## Instructions to follow:
Your result will be the set of lines with "ClaudioXGG", copied from the material below.

## Data for processing:
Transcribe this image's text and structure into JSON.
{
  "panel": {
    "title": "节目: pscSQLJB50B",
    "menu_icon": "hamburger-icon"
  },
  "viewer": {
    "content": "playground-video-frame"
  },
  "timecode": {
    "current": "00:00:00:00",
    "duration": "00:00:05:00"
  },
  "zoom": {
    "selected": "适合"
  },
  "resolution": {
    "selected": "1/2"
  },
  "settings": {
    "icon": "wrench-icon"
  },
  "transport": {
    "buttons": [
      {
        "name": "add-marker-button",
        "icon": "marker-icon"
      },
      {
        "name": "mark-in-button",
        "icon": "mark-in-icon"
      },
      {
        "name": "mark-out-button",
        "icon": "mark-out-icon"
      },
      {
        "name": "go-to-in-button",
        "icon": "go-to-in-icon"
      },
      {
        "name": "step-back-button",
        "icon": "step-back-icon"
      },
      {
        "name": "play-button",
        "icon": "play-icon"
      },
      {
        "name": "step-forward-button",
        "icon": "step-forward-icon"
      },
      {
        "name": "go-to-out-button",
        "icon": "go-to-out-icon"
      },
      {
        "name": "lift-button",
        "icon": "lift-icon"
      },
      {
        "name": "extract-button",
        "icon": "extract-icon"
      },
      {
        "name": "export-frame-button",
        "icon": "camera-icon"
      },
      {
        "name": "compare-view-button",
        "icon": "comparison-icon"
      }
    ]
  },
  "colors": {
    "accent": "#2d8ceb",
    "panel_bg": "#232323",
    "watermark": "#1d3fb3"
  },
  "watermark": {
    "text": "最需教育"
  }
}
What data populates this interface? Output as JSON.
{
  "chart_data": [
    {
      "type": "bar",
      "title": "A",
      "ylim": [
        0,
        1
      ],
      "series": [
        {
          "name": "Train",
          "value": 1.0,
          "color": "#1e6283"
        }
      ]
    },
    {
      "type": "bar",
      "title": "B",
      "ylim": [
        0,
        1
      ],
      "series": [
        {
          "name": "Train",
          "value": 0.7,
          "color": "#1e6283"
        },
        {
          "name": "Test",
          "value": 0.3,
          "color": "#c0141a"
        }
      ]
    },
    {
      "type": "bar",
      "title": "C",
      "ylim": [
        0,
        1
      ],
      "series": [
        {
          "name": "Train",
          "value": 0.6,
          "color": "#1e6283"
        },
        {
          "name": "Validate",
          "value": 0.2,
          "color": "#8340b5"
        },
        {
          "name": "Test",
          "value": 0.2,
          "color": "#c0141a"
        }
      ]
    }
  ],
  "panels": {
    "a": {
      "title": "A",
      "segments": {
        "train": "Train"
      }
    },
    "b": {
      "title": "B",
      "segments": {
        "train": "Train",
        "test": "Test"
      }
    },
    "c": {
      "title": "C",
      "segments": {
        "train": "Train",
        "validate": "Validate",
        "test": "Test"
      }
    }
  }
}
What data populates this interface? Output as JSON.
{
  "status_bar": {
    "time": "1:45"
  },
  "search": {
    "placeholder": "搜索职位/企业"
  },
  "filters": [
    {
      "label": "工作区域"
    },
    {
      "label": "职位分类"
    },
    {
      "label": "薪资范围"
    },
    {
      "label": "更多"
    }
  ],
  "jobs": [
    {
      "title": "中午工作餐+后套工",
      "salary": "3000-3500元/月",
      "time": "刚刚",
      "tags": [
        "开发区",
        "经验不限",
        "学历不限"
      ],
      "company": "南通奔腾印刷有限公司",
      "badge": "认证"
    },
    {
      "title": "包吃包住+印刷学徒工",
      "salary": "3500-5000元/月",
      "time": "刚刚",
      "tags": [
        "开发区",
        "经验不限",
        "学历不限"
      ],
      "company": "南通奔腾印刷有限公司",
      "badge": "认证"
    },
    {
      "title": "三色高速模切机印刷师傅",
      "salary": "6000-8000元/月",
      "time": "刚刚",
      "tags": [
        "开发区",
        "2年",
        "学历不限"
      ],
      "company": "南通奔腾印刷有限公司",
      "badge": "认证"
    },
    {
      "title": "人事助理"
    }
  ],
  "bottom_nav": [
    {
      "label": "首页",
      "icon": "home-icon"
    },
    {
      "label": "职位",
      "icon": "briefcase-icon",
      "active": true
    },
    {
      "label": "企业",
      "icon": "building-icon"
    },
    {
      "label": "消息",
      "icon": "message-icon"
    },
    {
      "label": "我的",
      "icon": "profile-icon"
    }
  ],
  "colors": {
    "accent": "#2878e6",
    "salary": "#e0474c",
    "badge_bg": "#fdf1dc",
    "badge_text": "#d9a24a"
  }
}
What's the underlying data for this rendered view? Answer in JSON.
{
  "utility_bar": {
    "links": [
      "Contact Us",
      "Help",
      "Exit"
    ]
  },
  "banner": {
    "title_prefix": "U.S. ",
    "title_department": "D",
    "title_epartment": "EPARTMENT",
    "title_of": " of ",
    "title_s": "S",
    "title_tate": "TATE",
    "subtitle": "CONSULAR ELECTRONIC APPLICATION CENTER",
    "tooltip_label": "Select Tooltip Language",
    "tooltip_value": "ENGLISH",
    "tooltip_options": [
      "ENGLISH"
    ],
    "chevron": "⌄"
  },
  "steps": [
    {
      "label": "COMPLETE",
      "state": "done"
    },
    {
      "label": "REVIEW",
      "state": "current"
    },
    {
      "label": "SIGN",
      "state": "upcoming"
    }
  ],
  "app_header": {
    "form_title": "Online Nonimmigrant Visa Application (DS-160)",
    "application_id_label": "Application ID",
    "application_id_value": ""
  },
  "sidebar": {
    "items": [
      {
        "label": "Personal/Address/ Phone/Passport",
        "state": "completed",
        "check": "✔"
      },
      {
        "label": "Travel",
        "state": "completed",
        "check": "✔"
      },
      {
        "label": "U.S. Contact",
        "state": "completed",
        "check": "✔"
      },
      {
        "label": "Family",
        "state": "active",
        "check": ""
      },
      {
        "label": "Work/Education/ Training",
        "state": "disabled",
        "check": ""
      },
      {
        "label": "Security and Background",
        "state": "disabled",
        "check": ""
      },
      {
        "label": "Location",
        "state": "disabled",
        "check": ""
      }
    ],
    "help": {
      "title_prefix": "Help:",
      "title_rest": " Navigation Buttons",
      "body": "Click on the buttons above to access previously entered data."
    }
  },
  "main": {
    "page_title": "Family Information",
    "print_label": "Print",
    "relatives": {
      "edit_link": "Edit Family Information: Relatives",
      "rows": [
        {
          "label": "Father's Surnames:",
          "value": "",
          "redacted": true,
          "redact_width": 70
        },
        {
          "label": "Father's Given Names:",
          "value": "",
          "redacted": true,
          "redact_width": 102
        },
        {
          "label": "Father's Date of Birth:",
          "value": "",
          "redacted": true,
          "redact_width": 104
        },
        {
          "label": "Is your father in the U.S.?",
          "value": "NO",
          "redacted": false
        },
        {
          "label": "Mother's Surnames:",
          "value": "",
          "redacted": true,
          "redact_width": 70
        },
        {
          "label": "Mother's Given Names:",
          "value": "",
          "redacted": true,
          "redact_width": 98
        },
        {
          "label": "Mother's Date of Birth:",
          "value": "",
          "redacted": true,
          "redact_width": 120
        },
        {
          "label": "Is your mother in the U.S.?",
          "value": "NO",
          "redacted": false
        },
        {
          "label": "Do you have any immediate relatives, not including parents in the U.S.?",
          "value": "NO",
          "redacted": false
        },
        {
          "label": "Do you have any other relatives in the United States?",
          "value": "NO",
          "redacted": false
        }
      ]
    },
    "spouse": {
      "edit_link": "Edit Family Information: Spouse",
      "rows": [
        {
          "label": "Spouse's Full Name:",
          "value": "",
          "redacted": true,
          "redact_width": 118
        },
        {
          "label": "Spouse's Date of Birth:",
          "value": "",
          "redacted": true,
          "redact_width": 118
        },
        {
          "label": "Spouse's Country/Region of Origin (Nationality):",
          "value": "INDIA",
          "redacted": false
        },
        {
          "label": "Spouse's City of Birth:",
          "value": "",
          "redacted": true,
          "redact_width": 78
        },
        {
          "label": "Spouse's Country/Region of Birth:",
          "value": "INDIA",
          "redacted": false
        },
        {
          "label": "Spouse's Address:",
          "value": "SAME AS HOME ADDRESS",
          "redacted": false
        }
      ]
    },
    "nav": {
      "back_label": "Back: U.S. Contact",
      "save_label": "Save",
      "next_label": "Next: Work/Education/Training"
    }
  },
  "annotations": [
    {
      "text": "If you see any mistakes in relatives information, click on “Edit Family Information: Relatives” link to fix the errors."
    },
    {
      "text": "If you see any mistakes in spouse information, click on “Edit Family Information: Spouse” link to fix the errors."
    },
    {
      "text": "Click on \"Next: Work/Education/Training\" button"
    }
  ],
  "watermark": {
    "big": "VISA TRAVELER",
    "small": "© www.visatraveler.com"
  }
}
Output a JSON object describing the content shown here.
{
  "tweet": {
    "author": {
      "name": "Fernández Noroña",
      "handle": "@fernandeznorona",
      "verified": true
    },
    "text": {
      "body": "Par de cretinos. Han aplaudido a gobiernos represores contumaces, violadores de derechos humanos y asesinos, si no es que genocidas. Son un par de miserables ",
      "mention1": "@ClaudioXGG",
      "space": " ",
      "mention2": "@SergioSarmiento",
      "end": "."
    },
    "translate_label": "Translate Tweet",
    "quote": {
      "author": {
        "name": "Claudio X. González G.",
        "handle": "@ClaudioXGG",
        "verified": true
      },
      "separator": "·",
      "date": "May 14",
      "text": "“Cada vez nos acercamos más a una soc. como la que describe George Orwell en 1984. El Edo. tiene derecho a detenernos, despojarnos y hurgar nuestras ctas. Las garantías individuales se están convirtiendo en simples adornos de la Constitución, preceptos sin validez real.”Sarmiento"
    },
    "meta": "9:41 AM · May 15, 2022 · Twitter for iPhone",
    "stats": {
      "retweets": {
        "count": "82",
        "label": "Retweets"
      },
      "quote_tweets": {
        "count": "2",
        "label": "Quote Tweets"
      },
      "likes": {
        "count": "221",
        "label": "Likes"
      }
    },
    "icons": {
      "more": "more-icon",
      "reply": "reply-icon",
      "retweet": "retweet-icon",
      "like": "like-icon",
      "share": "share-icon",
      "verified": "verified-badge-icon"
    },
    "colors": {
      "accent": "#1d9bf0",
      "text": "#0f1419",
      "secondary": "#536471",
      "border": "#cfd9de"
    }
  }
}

## Written answer:
      "mention1": "@ClaudioXGG",
        "handle": "@ClaudioXGG",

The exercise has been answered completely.